THE PROBLEM: From the material below, pull each line containing the string "Specify".

━━━━

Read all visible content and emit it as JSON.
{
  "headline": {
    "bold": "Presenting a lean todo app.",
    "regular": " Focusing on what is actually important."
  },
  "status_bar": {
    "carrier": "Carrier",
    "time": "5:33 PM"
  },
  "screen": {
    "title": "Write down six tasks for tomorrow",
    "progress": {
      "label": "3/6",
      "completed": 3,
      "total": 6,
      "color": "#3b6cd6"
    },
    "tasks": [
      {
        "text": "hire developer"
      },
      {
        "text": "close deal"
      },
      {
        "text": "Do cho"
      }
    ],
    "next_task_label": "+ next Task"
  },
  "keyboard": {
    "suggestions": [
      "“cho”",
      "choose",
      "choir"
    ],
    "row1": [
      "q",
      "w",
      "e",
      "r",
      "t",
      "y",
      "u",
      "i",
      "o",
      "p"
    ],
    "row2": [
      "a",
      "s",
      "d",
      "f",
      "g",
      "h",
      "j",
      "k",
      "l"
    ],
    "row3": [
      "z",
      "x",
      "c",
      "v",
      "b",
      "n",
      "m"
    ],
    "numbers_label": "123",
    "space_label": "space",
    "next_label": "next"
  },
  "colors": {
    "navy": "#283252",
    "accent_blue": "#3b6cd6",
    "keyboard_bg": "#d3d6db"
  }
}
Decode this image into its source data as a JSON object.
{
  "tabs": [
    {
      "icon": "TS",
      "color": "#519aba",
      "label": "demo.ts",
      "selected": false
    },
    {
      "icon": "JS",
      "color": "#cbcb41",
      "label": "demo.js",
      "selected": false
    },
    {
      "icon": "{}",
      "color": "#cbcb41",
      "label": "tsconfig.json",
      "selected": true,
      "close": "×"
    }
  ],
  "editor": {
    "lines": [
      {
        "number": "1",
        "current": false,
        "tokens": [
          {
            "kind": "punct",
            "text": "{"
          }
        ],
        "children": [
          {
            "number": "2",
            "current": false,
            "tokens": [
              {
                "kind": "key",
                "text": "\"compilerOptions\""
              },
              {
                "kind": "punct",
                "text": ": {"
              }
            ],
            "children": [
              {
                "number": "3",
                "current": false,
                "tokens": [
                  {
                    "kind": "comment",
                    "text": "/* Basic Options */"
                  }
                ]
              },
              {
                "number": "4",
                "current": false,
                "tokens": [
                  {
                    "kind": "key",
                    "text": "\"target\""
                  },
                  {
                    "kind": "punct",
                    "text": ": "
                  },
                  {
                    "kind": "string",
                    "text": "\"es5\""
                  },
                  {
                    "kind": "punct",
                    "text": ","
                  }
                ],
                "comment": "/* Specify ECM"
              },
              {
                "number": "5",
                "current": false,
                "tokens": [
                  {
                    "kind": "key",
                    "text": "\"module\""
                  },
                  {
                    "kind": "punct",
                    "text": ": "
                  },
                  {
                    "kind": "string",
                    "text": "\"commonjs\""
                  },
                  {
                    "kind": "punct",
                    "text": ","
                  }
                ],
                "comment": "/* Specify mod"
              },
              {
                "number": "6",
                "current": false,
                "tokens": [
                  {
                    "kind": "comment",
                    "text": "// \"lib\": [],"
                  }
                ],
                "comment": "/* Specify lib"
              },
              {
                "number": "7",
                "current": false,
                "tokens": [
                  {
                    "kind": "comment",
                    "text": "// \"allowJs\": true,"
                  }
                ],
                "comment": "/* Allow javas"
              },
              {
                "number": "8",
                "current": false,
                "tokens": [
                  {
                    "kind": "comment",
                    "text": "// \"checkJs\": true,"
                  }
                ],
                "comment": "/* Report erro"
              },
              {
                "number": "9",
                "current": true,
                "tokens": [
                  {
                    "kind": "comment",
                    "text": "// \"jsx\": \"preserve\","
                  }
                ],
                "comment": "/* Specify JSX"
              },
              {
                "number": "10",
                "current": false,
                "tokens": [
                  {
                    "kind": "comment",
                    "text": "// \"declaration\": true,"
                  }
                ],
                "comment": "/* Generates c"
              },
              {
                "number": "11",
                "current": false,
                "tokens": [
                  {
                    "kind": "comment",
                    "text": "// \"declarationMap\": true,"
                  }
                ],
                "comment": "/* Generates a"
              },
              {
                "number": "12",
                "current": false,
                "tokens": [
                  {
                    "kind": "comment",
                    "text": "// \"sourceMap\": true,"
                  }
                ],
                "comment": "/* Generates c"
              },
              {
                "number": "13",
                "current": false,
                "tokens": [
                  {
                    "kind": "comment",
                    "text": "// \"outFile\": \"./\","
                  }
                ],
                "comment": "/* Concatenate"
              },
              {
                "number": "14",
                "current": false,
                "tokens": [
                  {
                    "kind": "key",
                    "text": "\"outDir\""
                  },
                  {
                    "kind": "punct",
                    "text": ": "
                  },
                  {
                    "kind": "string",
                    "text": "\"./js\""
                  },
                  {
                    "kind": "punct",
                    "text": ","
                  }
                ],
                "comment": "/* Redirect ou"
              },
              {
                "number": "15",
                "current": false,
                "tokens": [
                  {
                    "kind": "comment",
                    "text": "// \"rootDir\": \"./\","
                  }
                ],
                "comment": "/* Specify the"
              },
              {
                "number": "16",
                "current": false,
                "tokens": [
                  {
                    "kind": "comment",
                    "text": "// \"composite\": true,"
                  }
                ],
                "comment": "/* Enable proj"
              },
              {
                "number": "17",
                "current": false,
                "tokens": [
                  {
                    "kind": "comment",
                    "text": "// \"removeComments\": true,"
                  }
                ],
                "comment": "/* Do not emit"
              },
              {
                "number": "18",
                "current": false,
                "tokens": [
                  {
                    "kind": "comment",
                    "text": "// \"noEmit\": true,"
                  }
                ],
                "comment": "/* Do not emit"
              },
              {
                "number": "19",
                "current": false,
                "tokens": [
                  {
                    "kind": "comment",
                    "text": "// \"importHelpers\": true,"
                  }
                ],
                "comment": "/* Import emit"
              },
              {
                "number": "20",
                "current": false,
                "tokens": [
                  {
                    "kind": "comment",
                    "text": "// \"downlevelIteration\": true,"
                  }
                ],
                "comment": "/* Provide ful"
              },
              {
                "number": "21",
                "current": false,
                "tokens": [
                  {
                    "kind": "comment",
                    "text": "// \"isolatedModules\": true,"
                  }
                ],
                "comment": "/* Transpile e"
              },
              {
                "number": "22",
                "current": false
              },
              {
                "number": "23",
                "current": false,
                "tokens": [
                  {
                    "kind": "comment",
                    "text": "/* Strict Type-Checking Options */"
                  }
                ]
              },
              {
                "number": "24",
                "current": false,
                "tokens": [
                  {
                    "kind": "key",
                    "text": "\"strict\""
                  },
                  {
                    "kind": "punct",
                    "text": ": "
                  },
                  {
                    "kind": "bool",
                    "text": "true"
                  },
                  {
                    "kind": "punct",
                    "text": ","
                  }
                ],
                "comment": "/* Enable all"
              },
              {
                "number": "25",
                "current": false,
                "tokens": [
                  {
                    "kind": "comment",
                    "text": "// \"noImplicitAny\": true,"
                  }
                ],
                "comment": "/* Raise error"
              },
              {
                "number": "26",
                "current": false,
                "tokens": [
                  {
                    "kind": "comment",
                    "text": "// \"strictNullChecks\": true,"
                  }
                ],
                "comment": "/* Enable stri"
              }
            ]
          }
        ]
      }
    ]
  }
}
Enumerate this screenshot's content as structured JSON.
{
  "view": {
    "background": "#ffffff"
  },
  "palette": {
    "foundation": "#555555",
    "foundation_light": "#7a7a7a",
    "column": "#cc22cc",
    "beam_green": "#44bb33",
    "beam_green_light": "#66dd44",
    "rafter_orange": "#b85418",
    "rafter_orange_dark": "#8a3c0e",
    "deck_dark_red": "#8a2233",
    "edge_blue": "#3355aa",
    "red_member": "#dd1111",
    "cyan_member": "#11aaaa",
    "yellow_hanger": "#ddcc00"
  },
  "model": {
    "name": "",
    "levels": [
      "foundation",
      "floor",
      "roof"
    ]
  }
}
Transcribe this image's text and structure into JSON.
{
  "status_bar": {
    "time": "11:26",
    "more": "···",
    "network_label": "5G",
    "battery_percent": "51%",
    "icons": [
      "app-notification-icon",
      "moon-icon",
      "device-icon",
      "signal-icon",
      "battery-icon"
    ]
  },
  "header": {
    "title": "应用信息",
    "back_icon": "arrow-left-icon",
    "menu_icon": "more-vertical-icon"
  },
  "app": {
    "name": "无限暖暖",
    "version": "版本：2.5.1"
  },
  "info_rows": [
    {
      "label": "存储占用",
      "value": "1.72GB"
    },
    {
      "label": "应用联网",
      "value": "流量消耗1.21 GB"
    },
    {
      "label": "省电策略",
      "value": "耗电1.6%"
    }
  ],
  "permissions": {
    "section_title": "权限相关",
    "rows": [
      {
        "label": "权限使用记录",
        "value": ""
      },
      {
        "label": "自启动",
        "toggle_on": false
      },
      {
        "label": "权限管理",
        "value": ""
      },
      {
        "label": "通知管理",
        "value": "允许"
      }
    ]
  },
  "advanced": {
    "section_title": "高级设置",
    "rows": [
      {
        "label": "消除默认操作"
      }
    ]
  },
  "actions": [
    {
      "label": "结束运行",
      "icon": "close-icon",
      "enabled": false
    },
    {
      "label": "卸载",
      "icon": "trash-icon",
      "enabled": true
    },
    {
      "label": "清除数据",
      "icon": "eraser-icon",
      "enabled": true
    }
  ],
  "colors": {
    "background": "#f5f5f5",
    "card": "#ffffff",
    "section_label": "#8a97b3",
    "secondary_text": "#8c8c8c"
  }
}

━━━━

WRITTEN SOLUTION:
                "comment": "/* Specify ECM"
                "comment": "/* Specify mod"
                "comment": "/* Specify lib"
                "comment": "/* Specify JSX"
                "comment": "/* Specify the"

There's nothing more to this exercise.